  2. Create containers with data volumes mapped to globally mounted SMB share docker run -it --name demo -v g:\ContainerData:G:\AppData1 microsoft/windowsservercore:1709 cmd.exe

    Inside the container, G:\AppData1 will then be mapped to the remote share’s "ContainerData" directory. Any data stored on globally mapped remote share will be available to applications inside the container. Multiple containers can get read/write access to this shared data with the same command.

This SMB global mapping support is SMB client-side feature which can work on top of any compatible SMB server including:

  • Scaleout File Server on top of Storage Spaces Direct (S2D) or a traditional SAN
  • Azure Files (SMB share)
  • Traditional File Server
  • 3rd party implementation of SMB protocol (ex: NAS appliances)


SMB global mapping does not support DFS, DFSN, DFSR shares in Windows Server version 1709.

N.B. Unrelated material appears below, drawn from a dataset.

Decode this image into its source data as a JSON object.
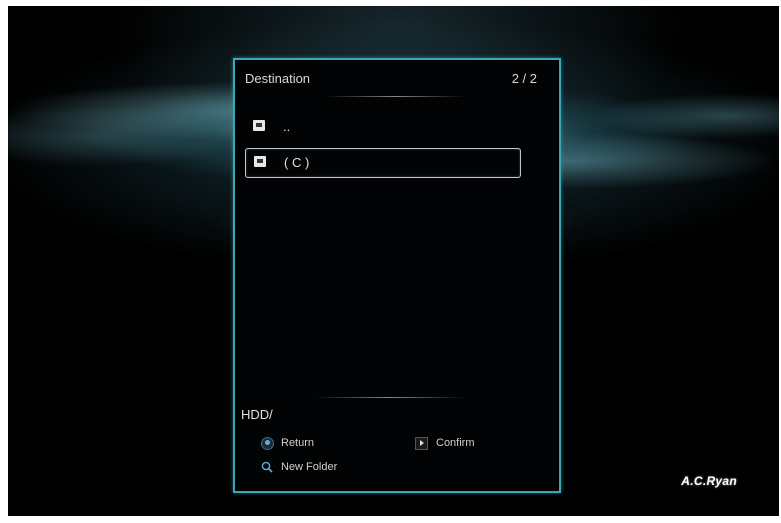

Named Volumes

Named volumes allow you to create a volume by name, assign it to a container, and reuse it later by the same name. You don't need to keep track of the actual path of where it was created, just the name. The Docker engine on Windows has a built-in named volume plugin that can create volumes on the local machine. An additional plugin is required if you want to use named volumes on multiple machines.

Example steps:

  1. docker volume create unwound - Create a volume named 'unwound'
  2. docker run -v unwound:c:\data microsoft/windowsservercore - Start a container with the volume mapped to c:\data
  3. Write some files to c:\data in the container, then stop the container
  4. docker run -v unwound:c:\data microsoft/windowsservercore - Start a new container
  5. Run dir c:\data in the new container - the files are still there


Windows Server will convert target pathnames (the path inside of the container) to lower-case; i. e. -v unwound:c:\MyData, or -v unwound:/app/MyData in Linux containers, will result in a directory inside the container of c:\mydata, or /app/mydata in Linux containers, being mapped (and created, if not existent).